For the last few years, I’ve been using automated scheduling tools, such as Calendly and When.works to schedule catch-ups with friends. These aren’t business-related catch-ups; I just haven’t seen someone in a while and want to catch up with them over a beverage.
However, lately I’ve received some constructive criticism from some of my friends for this method of organising a time to meet. Have I just gone too far with automating various aspects of my life?
The following are a couple of reasons why people have criticised me for using these tools:
- It comes across as impersonal.
- I’m being selfish with my time by only having a few slots free (because I’m busy!)
Despite the constructive criticism I’ve received, I’d still love to use these scheduling tools due to the benefits outlined below.
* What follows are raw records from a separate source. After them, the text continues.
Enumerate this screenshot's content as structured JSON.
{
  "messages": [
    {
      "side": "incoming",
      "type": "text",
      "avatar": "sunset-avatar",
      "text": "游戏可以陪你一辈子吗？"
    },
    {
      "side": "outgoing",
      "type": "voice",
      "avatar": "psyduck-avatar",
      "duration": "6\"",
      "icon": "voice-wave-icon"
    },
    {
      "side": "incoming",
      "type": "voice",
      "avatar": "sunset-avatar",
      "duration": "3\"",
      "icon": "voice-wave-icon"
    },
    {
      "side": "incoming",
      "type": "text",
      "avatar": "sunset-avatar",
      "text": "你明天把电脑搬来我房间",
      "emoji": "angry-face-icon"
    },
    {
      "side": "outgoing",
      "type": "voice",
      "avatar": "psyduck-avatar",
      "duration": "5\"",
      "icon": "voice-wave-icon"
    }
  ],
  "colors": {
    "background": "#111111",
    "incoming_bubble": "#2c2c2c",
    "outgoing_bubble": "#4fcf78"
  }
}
I’m thinking that I could provide the recipient of my one-to-one catch-up invitation with an easy way out. For example:
Would you like to catch up for coffee or lunch sometime soon?
You can see my free times at
<insert_url_here>. You can also use this website to create a calendar appointment that will populate both of our calendars. However, if none of my free times suit, no stress - let me know what times you’re free, and I’ll see if I can move some of my existing appointments around :-).
Look forward to catching up soon!
As you can probably expect - given that we’re all automation nerds to some extent! - the benefits of using an automated scheduling tool are numerous. Here are two that immediately come to mind:
- I don’t waste time going back and forth trying to find a date and time that suits.
- In Digital Minimalism, Cal Newport outlines why we don’t get anywhere near the social satisfaction from written communication such as SMS or email compared with face-to-face communication (the irony of asking this question on here!). Consequently, I see using this communication to organise a time to meet as a waste of time, and I want to minimise the time I spend doing it.
- Easy to organise multiple one-to-one catch-ups simultaneously.
- Since the automated scheduling tool links to my calendar, when one timeslot is taken by one person, it automatically updates on the scheduling tool so that I don’t inadvertently double-book.
- By contrast, if I contact five people separately around the same time with five free timeslots, the chance of two people booking the same time is (given a bunch of statistical assumptions) about 96% (1 - 5!/5^5). This just creates more work.